From the entries that follow, extract each line holding the string "this".

**Records provided**
>>>>

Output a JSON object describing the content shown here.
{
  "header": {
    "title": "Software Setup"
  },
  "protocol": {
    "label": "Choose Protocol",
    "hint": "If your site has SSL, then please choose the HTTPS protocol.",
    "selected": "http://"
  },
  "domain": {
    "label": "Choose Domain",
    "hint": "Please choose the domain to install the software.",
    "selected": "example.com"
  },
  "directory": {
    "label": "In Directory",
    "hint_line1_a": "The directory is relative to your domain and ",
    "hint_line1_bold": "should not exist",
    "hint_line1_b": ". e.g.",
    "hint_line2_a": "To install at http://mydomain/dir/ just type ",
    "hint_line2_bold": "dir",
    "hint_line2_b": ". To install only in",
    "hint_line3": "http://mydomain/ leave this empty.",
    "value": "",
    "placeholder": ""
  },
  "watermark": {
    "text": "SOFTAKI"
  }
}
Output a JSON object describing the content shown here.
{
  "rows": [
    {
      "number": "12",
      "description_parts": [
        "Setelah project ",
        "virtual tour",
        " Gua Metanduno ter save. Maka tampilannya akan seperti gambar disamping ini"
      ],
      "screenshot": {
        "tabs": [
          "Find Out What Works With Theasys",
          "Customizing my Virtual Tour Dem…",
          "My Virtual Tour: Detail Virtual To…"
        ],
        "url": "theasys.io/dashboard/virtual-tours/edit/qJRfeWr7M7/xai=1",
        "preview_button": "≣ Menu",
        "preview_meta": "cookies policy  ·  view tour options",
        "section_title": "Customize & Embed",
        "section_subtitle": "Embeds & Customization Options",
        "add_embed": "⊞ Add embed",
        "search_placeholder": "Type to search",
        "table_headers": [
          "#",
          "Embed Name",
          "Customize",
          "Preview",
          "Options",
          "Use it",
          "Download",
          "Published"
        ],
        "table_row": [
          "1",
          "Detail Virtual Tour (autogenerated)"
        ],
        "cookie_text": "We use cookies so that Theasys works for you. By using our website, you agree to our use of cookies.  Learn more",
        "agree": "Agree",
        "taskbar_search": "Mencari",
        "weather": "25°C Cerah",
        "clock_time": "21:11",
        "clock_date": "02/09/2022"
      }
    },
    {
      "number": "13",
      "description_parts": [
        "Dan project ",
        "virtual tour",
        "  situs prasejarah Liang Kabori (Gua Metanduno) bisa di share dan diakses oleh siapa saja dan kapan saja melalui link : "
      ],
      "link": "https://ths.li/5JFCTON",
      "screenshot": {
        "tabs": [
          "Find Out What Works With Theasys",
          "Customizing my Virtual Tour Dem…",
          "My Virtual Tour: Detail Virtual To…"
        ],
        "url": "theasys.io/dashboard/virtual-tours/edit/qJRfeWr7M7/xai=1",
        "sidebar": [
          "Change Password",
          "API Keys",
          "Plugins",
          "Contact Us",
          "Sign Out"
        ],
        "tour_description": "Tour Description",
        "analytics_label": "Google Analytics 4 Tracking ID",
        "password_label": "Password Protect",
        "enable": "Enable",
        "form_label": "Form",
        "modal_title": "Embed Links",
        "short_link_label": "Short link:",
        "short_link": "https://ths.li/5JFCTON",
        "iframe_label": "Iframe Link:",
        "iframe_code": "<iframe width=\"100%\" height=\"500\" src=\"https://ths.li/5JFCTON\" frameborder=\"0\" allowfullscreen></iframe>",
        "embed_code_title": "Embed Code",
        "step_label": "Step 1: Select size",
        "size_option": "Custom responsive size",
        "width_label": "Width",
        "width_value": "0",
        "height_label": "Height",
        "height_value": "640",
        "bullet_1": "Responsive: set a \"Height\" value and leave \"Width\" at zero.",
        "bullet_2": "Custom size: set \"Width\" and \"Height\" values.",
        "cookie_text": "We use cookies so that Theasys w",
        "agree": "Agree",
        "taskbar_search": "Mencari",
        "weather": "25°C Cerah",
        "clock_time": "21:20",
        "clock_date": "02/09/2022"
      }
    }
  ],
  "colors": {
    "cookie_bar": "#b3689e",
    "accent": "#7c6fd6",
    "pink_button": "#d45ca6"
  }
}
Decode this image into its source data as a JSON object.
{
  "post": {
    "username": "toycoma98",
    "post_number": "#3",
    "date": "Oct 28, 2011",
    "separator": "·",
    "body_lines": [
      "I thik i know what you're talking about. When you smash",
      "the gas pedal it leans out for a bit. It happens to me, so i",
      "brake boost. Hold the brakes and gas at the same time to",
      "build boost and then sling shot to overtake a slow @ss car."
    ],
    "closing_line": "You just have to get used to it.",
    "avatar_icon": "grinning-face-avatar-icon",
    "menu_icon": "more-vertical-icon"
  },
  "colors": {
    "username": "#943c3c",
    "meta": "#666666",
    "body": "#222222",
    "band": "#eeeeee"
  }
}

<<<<

**Written answer**
    "hint_line3": "http://mydomain/ leave this empty.",
Decode this image into its source data as a JSON object.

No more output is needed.